┌────────

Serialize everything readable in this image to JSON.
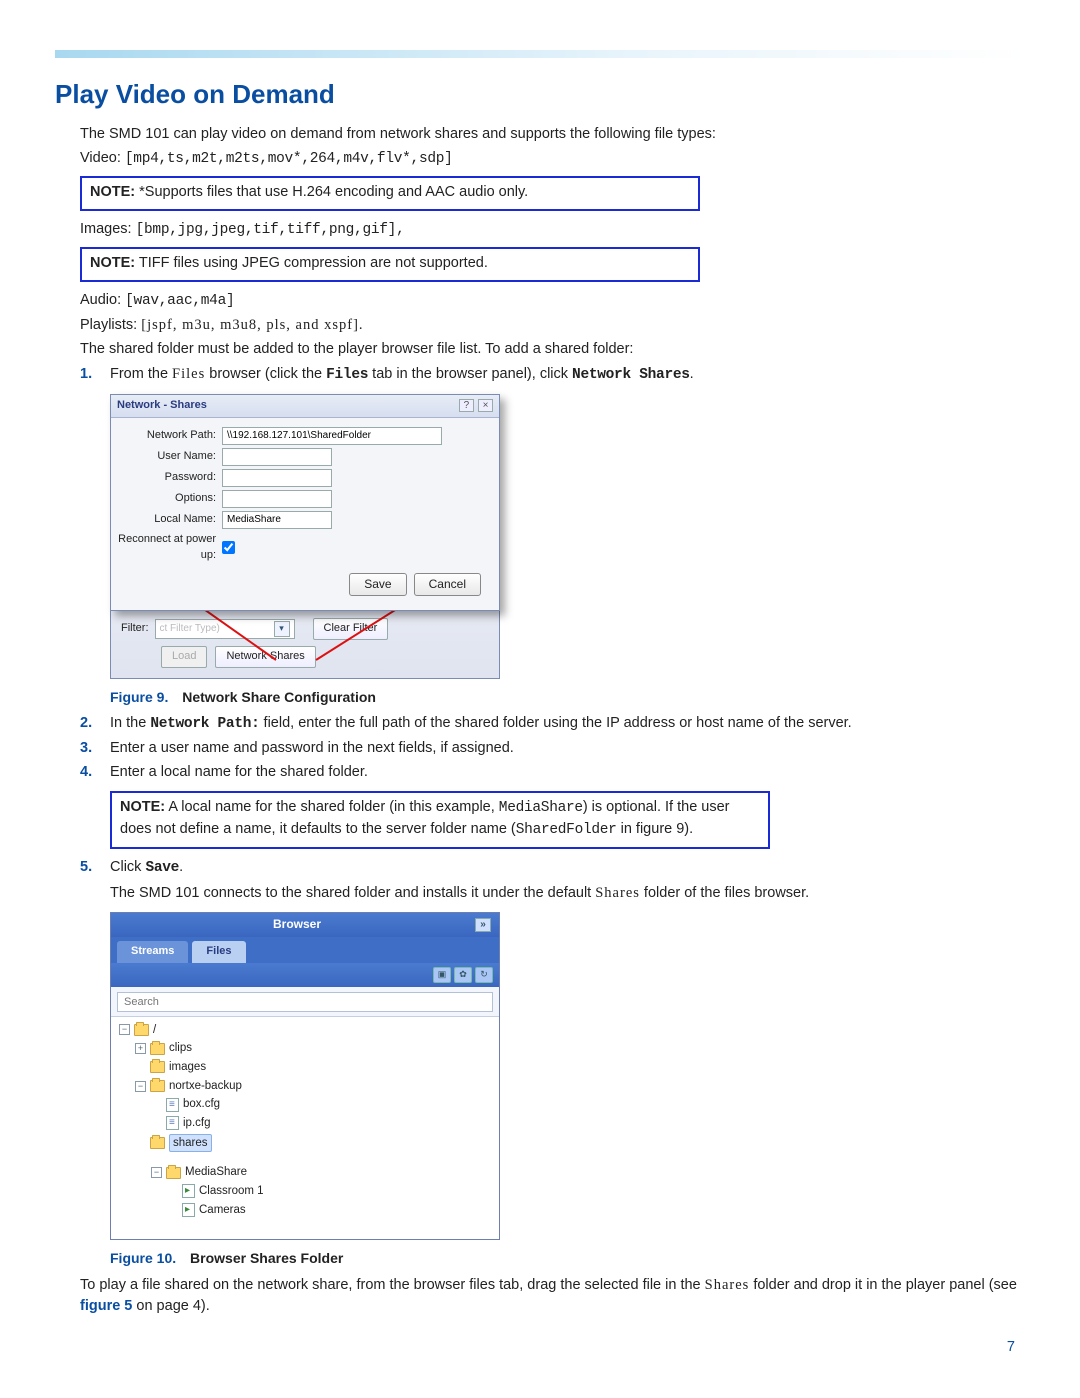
{
  "page_number": "7",
  "section_title": "Play Video on Demand",
  "intro": "The SMD 101 can play video on demand from network shares and supports the following file types:",
  "video_line_label": "Video:",
  "video_line_code": "[mp4,ts,m2t,m2ts,mov*,264,m4v,flv*,sdp]",
  "note1_label": "NOTE:",
  "note1_text": "*Supports files that use H.264 encoding and AAC audio only.",
  "images_line_label": "Images:",
  "images_line_code": "[bmp,jpg,jpeg,tif,tiff,png,gif],",
  "note2_label": "NOTE:",
  "note2_text": "TIFF files using JPEG compression are not supported.",
  "audio_line_label": "Audio:",
  "audio_line_code": "[wav,aac,m4a]",
  "playlists_line_label": "Playlists:",
  "playlists_line_code": "[jspf, m3u, m3u8, pls, and xspf].",
  "shared_folder_text": "The shared folder must be added to the player browser file list. To add a shared folder:",
  "steps_part1": {
    "s1_a": "From the ",
    "s1_b": "Files",
    "s1_c": " browser (click the ",
    "s1_d": "Files",
    "s1_e": " tab in the browser panel), click ",
    "s1_f": "Network Shares",
    "s1_g": "."
  },
  "fig9": {
    "label": "Figure 9.",
    "title": "Network Share Configuration",
    "dlg_title": "Network - Shares",
    "np_label": "Network Path:",
    "np_value": "\\\\192.168.127.101\\SharedFolder",
    "un_label": "User Name:",
    "pw_label": "Password:",
    "opt_label": "Options:",
    "ln_label": "Local Name:",
    "ln_value": "MediaShare",
    "rc_label": "Reconnect at power up:",
    "save": "Save",
    "cancel": "Cancel",
    "filter_label": "Filter:",
    "filter_combo": "ct Filter Type)",
    "clear": "Clear Filter",
    "load": "Load",
    "ns": "Network Shares"
  },
  "steps_part2": {
    "s2_a": "In the ",
    "s2_b": "Network Path:",
    "s2_c": " field, enter the full path of the shared folder using the IP address or host name of the server.",
    "s3": "Enter a user name and password in the next fields, if assigned.",
    "s4": "Enter a local name for the shared folder."
  },
  "note3_label": "NOTE:",
  "note3_a": "A local name for the shared folder (in this example, ",
  "note3_b": "MediaShare",
  "note3_c": ") is optional. If the user does not define a name, it defaults to the server folder name (",
  "note3_d": "SharedFolder",
  "note3_e": " in figure 9).",
  "steps_part3": {
    "s5_a": "Click ",
    "s5_b": "Save",
    "s5_c": ".",
    "s5_after_a": "The SMD 101 connects to the shared folder and installs it under the default ",
    "s5_after_b": "Shares",
    "s5_after_c": " folder of the files browser."
  },
  "fig10": {
    "label": "Figure 10.",
    "title": "Browser Shares Folder",
    "panel_title": "Browser",
    "tab_streams": "Streams",
    "tab_files": "Files",
    "search_placeholder": "Search",
    "root": "/",
    "clips": "clips",
    "images": "images",
    "nortxe": "nortxe-backup",
    "boxcfg": "box.cfg",
    "ipcfg": "ip.cfg",
    "shares": "shares",
    "mediashare": "MediaShare",
    "classroom": "Classroom 1",
    "cameras": "Cameras"
  },
  "final_a": "To play a file shared on the network share, from the browser files tab, drag the selected file in the ",
  "final_b": "Shares",
  "final_c": " folder and drop it in the player panel (see ",
  "final_link": "figure 5",
  "final_d": " on page 4)."
}
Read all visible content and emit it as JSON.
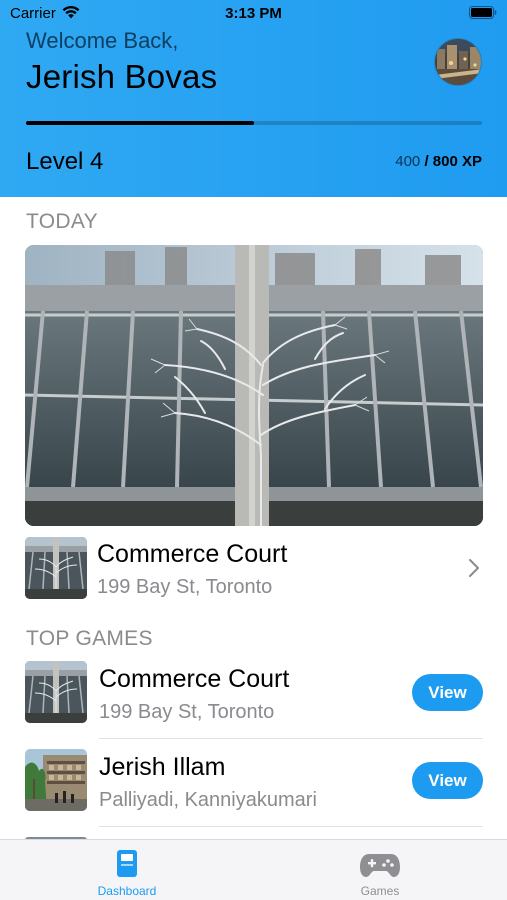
{
  "status_bar": {
    "carrier": "Carrier",
    "time": "3:13 PM"
  },
  "header": {
    "greeting": "Welcome Back,",
    "user_name": "Jerish Bovas",
    "level": "Level 4",
    "xp_current": "400",
    "xp_total": "/ 800 XP",
    "progress_fraction": 0.5
  },
  "today": {
    "section_title": "TODAY",
    "featured": {
      "title": "Commerce Court",
      "address": "199 Bay St, Toronto"
    }
  },
  "top_games": {
    "section_title": "TOP GAMES",
    "items": [
      {
        "title": "Commerce Court",
        "address": "199 Bay St, Toronto",
        "button_label": "View"
      },
      {
        "title": "Jerish Illam",
        "address": "Palliyadi, Kanniyakumari",
        "button_label": "View"
      }
    ]
  },
  "tab_bar": {
    "tabs": [
      {
        "label": "Dashboard",
        "icon": "book-icon",
        "selected": true
      },
      {
        "label": "Games",
        "icon": "gamepad-icon",
        "selected": false
      }
    ]
  },
  "colors": {
    "header_blue": "#1f9bf0",
    "accent_blue": "#1d9bf0",
    "secondary_text": "#8a8a8f",
    "tab_inactive": "#8e8e93"
  }
}
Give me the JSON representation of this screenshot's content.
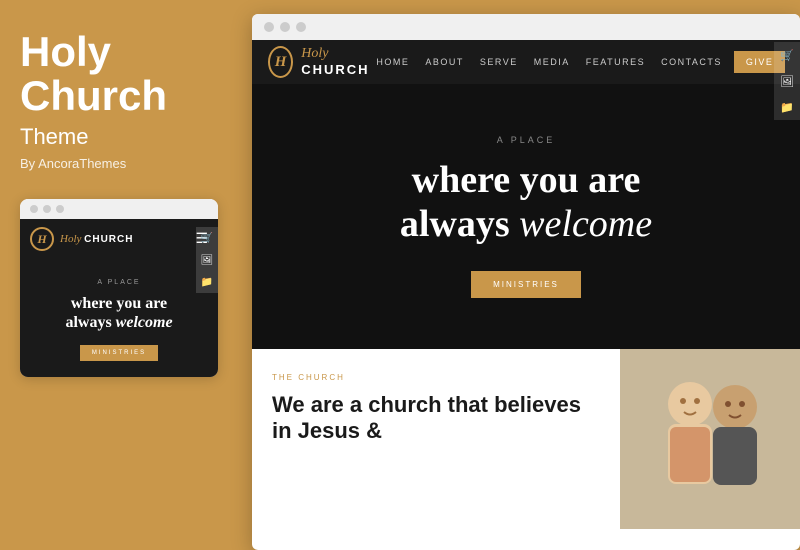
{
  "left": {
    "title_line1": "Holy",
    "title_line2": "Church",
    "subtitle": "Theme",
    "by": "By AncoraThemes"
  },
  "mobile_preview": {
    "logo_italic": "Holy",
    "logo_bold": "CHURCH",
    "logo_letter": "H",
    "hero_small": "A PLACE",
    "hero_line1": "where you are",
    "hero_line2": "always",
    "hero_italic": "welcome",
    "btn_label": "MINISTRIES"
  },
  "desktop": {
    "nav": {
      "logo_italic": "Holy",
      "logo_bold": "CHURCH",
      "logo_letter": "H",
      "links": [
        "HOME",
        "ABOUT",
        "SERVE",
        "MEDIA",
        "FEATURES",
        "CONTACTS"
      ],
      "give": "GIVE"
    },
    "hero": {
      "small": "A PLACE",
      "line1": "where you are",
      "line2": "always",
      "italic": "welcome",
      "btn": "MINISTRIES"
    },
    "bottom": {
      "tag": "THE CHURCH",
      "title": "We are a church that believes in Jesus &"
    }
  },
  "icons": {
    "cart": "🛒",
    "image": "🖼",
    "folder": "📁"
  }
}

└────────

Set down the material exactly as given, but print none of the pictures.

Serialize everything readable in this image to JSON.
{
  "page_number": "7",
  "section_title": "Play Video on Demand",
  "intro": "The SMD 101 can play video on demand from network shares and supports the following file types:",
  "video_line_label": "Video:",
  "video_line_code": "[mp4,ts,m2t,m2ts,mov*,264,m4v,flv*,sdp]",
  "note1_label": "NOTE:",
  "note1_text": "*Supports files that use H.264 encoding and AAC audio only.",
  "images_line_label": "Images:",
  "images_line_code": "[bmp,jpg,jpeg,tif,tiff,png,gif],",
  "note2_label": "NOTE:",
  "note2_text": "TIFF files using JPEG compression are not supported.",
  "audio_line_label": "Audio:",
  "audio_line_code": "[wav,aac,m4a]",
  "playlists_line_label": "Playlists:",
  "playlists_line_code": "[jspf, m3u, m3u8, pls, and xspf].",
  "shared_folder_text": "The shared folder must be added to the player browser file list. To add a shared folder:",
  "steps_part1": {
    "s1_a": "From the ",
    "s1_b": "Files",
    "s1_c": " browser (click the ",
    "s1_d": "Files",
    "s1_e": " tab in the browser panel), click ",
    "s1_f": "Network Shares",
    "s1_g": "."
  },
  "fig9": {
    "label": "Figure 9.",
    "title": "Network Share Configuration",
    "dlg_title": "Network - Shares",
    "np_label": "Network Path:",
    "np_value": "\\\\192.168.127.101\\SharedFolder",
    "un_label": "User Name:",
    "pw_label": "Password:",
    "opt_label": "Options:",
    "ln_label": "Local Name:",
    "ln_value": "MediaShare",
    "rc_label": "Reconnect at power up:",
    "save": "Save",
    "cancel": "Cancel",
    "filter_label": "Filter:",
    "filter_combo": "ct Filter Type)",
    "clear": "Clear Filter",
    "load": "Load",
    "ns": "Network Shares"
  },
  "steps_part2": {
    "s2_a": "In the ",
    "s2_b": "Network Path:",
    "s2_c": " field, enter the full path of the shared folder using the IP address or host name of the server.",
    "s3": "Enter a user name and password in the next fields, if assigned.",
    "s4": "Enter a local name for the shared folder."
  },
  "note3_label": "NOTE:",
  "note3_a": "A local name for the shared folder (in this example, ",
  "note3_b": "MediaShare",
  "note3_c": ") is optional. If the user does not define a name, it defaults to the server folder name (",
  "note3_d": "SharedFolder",
  "note3_e": " in figure 9).",
  "steps_part3": {
    "s5_a": "Click ",
    "s5_b": "Save",
    "s5_c": ".",
    "s5_after_a": "The SMD 101 connects to the shared folder and installs it under the default ",
    "s5_after_b": "Shares",
    "s5_after_c": " folder of the files browser."
  },
  "fig10": {
    "label": "Figure 10.",
    "title": "Browser Shares Folder",
    "panel_title": "Browser",
    "tab_streams": "Streams",
    "tab_files": "Files",
    "search_placeholder": "Search",
    "root": "/",
    "clips": "clips",
    "images": "images",
    "nortxe": "nortxe-backup",
    "boxcfg": "box.cfg",
    "ipcfg": "ip.cfg",
    "shares": "shares",
    "mediashare": "MediaShare",
    "classroom": "Classroom 1",
    "cameras": "Cameras"
  },
  "final_a": "To play a file shared on the network share, from the browser files tab, drag the selected file in the ",
  "final_b": "Shares",
  "final_c": " folder and drop it in the player panel (see ",
  "final_link": "figure 5",
  "final_d": " on page 4)."
}
Read all visible content and emit it as JSON.
{
  "status_bar": {
    "carrier": "Carrier",
    "time": "3:13 PM"
  },
  "header": {
    "greeting": "Welcome Back,",
    "user_name": "Jerish Bovas",
    "level": "Level 4",
    "xp_current": "400",
    "xp_total": "/ 800 XP",
    "progress_fraction": 0.5
  },
  "today": {
    "section_title": "TODAY",
    "featured": {
      "title": "Commerce Court",
      "address": "199 Bay St, Toronto"
    }
  },
  "top_games": {
    "section_title": "TOP GAMES",
    "items": [
      {
        "title": "Commerce Court",
        "address": "199 Bay St, Toronto",
        "button_label": "View"
      },
      {
        "title": "Jerish Illam",
        "address": "Palliyadi, Kanniyakumari",
        "button_label": "View"
      }
    ]
  },
  "tab_bar": {
    "tabs": [
      {
        "label": "Dashboard",
        "icon": "book-icon",
        "selected": true
      },
      {
        "label": "Games",
        "icon": "gamepad-icon",
        "selected": false
      }
    ]
  },
  "colors": {
    "header_blue": "#1f9bf0",
    "accent_blue": "#1d9bf0",
    "secondary_text": "#8a8a8f",
    "tab_inactive": "#8e8e93"
  }
}
Give me the JSON representation of this screenshot's content.
{
  "left": {
    "title_line1": "Holy",
    "title_line2": "Church",
    "subtitle": "Theme",
    "by": "By AncoraThemes"
  },
  "mobile_preview": {
    "logo_italic": "Holy",
    "logo_bold": "CHURCH",
    "logo_letter": "H",
    "hero_small": "A PLACE",
    "hero_line1": "where you are",
    "hero_line2": "always",
    "hero_italic": "welcome",
    "btn_label": "MINISTRIES"
  },
  "desktop": {
    "nav": {
      "logo_italic": "Holy",
      "logo_bold": "CHURCH",
      "logo_letter": "H",
      "links": [
        "HOME",
        "ABOUT",
        "SERVE",
        "MEDIA",
        "FEATURES",
        "CONTACTS"
      ],
      "give": "GIVE"
    },
    "hero": {
      "small": "A PLACE",
      "line1": "where you are",
      "line2": "always",
      "italic": "welcome",
      "btn": "MINISTRIES"
    },
    "bottom": {
      "tag": "THE CHURCH",
      "title": "We are a church that believes in Jesus &"
    }
  },
  "icons": {
    "cart": "🛒",
    "image": "🖼",
    "folder": "📁"
  }
}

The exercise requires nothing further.